Master of Science in Educational Psychology
First Committee Member
Paul Jones, Co-Chair
Second Committee Member
Christine Clark, Co-Chair
Third Committee Member
Fourth Committee Member
William E. Cross Jr.
Graduate Faculty Representative
Number of Pages
This is a multi-case study, utilizing in-depth interviews, of three African American male high school dropouts who are reentering an alternative high school program in Southern Nevada. The participants tell of their life experiences, broadly considered, in relationship to school, family, peers, and discrimination. Hearing their story in their own voices gives a forceful dimension to the statistics of the group many call the "endangered species." The in-depth interviews reveal the challenging experiences that many young African American men must rise above in order to survive, including the daily incidents of racism--both institutional and individual--that all African Americans endure. The research questions asked of each young man were: 1. What were the general lived experiences, family life influences, peer relationships, and/or other factors that led you to leave school early? 2. Was racial discrimination a factor in your dropping out? 3. What motivated you to return to school to get a diploma or GED? The findings of this study reveal data consistent with that in the current literature on African American male high school dropouts. In particular, these findings show that the participants felt that racism and discrimination were key factors in their leaving school early, and that their decision to reenter high school was their attempt to fight back against these negative influences and take control of their lives.
African American males; African American men; Black interviews; Black male case study; Case studies; Critical race theory; Discrimination in education; High school dropouts; Interviews; Qualitative study
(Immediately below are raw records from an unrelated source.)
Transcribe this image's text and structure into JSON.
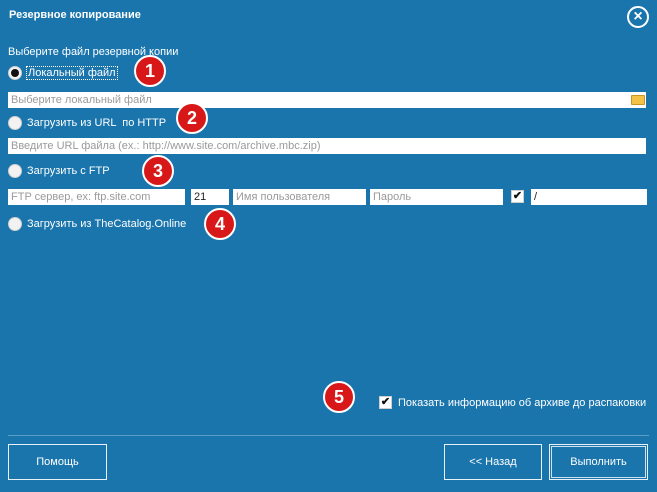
{
  "window": {
    "title": "Резервное копирование",
    "close_icon": "close-icon"
  },
  "prompt": "Выберите файл резервной копии",
  "options": {
    "local": {
      "label": "Локальный файл",
      "selected": true,
      "input_placeholder": "Выберите локальный файл",
      "browse_icon": "folder-icon"
    },
    "url": {
      "label": "Загрузить из URL  по HTTP",
      "selected": false,
      "input_placeholder": "Введите URL файла (ex.: http://www.site.com/archive.mbc.zip)"
    },
    "ftp": {
      "label": "Загрузить с FTP",
      "selected": false,
      "server_placeholder": "FTP сервер, ex: ftp.site.com",
      "port": "21",
      "user_placeholder": "Имя пользователя",
      "password_placeholder": "Пароль",
      "checkbox_checked": true,
      "path": "/"
    },
    "catalog": {
      "label": "Загрузить из TheCatalog.Online",
      "selected": false
    }
  },
  "badges": [
    "1",
    "2",
    "3",
    "4",
    "5"
  ],
  "show_info": {
    "label": "Показать информацию об архиве до распаковки",
    "checked": true
  },
  "buttons": {
    "help": "Помощь",
    "back": "<< Назад",
    "run": "Выполнить"
  },
  "colors": {
    "background": "#1a75ad",
    "badge": "#d81818"
  }
}
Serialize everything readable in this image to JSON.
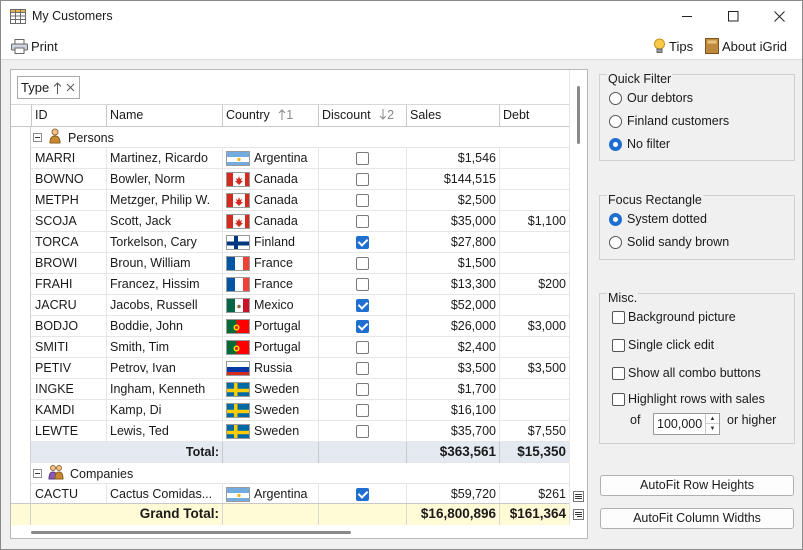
{
  "window": {
    "title": "My Customers",
    "accent": "#1f6fd1"
  },
  "toolbar": {
    "print_label": "Print",
    "tips_label": "Tips",
    "about_label": "About iGrid"
  },
  "grid": {
    "group_chip": {
      "label": "Type",
      "sort": "ascending"
    },
    "columns": [
      "ID",
      "Name",
      "Country",
      "Discount",
      "Sales",
      "Debt"
    ],
    "country_sort_index": "1",
    "discount_sort_index": "2",
    "groups": [
      {
        "label": "Persons",
        "rows": [
          {
            "id": "MARRI",
            "name": "Martinez, Ricardo",
            "country": "Argentina",
            "flag": "argentina",
            "discount": false,
            "sales": "$1,546",
            "debt": ""
          },
          {
            "id": "BOWNO",
            "name": "Bowler, Norm",
            "country": "Canada",
            "flag": "canada",
            "discount": false,
            "sales": "$144,515",
            "debt": ""
          },
          {
            "id": "METPH",
            "name": "Metzger, Philip W.",
            "country": "Canada",
            "flag": "canada",
            "discount": false,
            "sales": "$2,500",
            "debt": ""
          },
          {
            "id": "SCOJA",
            "name": "Scott, Jack",
            "country": "Canada",
            "flag": "canada",
            "discount": false,
            "sales": "$35,000",
            "debt": "$1,100"
          },
          {
            "id": "TORCA",
            "name": "Torkelson, Cary",
            "country": "Finland",
            "flag": "finland",
            "discount": true,
            "sales": "$27,800",
            "debt": ""
          },
          {
            "id": "BROWI",
            "name": "Broun, William",
            "country": "France",
            "flag": "france",
            "discount": false,
            "sales": "$1,500",
            "debt": ""
          },
          {
            "id": "FRAHI",
            "name": "Francez, Hissim",
            "country": "France",
            "flag": "france",
            "discount": false,
            "sales": "$13,300",
            "debt": "$200"
          },
          {
            "id": "JACRU",
            "name": "Jacobs, Russell",
            "country": "Mexico",
            "flag": "mexico",
            "discount": true,
            "sales": "$52,000",
            "debt": ""
          },
          {
            "id": "BODJO",
            "name": "Boddie, John",
            "country": "Portugal",
            "flag": "portugal",
            "discount": true,
            "sales": "$26,000",
            "debt": "$3,000"
          },
          {
            "id": "SMITI",
            "name": "Smith, Tim",
            "country": "Portugal",
            "flag": "portugal",
            "discount": false,
            "sales": "$2,400",
            "debt": ""
          },
          {
            "id": "PETIV",
            "name": "Petrov, Ivan",
            "country": "Russia",
            "flag": "russia",
            "discount": false,
            "sales": "$3,500",
            "debt": "$3,500"
          },
          {
            "id": "INGKE",
            "name": "Ingham, Kenneth",
            "country": "Sweden",
            "flag": "sweden",
            "discount": false,
            "sales": "$1,700",
            "debt": ""
          },
          {
            "id": "KAMDI",
            "name": "Kamp, Di",
            "country": "Sweden",
            "flag": "sweden",
            "discount": false,
            "sales": "$16,100",
            "debt": ""
          },
          {
            "id": "LEWTE",
            "name": "Lewis, Ted",
            "country": "Sweden",
            "flag": "sweden",
            "discount": false,
            "sales": "$35,700",
            "debt": "$7,550"
          }
        ],
        "total": {
          "label": "Total:",
          "sales": "$363,561",
          "debt": "$15,350"
        }
      },
      {
        "label": "Companies",
        "rows": [
          {
            "id": "CACTU",
            "name": "Cactus Comidas...",
            "country": "Argentina",
            "flag": "argentina",
            "discount": true,
            "sales": "$59,720",
            "debt": "$261"
          }
        ]
      }
    ],
    "grand_total": {
      "label": "Grand Total:",
      "sales": "$16,800,896",
      "debt": "$161,364"
    }
  },
  "quick_filter": {
    "title": "Quick Filter",
    "options": [
      "Our debtors",
      "Finland customers",
      "No filter"
    ],
    "selected_index": 2
  },
  "focus_rectangle": {
    "title": "Focus Rectangle",
    "options": [
      "System dotted",
      "Solid sandy brown"
    ],
    "selected_index": 0
  },
  "misc": {
    "title": "Misc.",
    "options": [
      {
        "label": "Background picture",
        "checked": false
      },
      {
        "label": "Single click edit",
        "checked": false
      },
      {
        "label": "Show all combo buttons",
        "checked": false
      },
      {
        "label": "Highlight rows with sales",
        "checked": false
      }
    ],
    "of_label": "of",
    "threshold_value": "100,000",
    "higher_label": "or higher"
  },
  "buttons": {
    "autofit_rows": "AutoFit Row Heights",
    "autofit_cols": "AutoFit Column Widths"
  }
}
Walker, Robert Paul, "Re-entry African American male high school dropouts through the lens of critical race theory with content analysis of the case studies" (2010). UNLV Theses, Dissertations, Professional Papers, and Capstones. 367.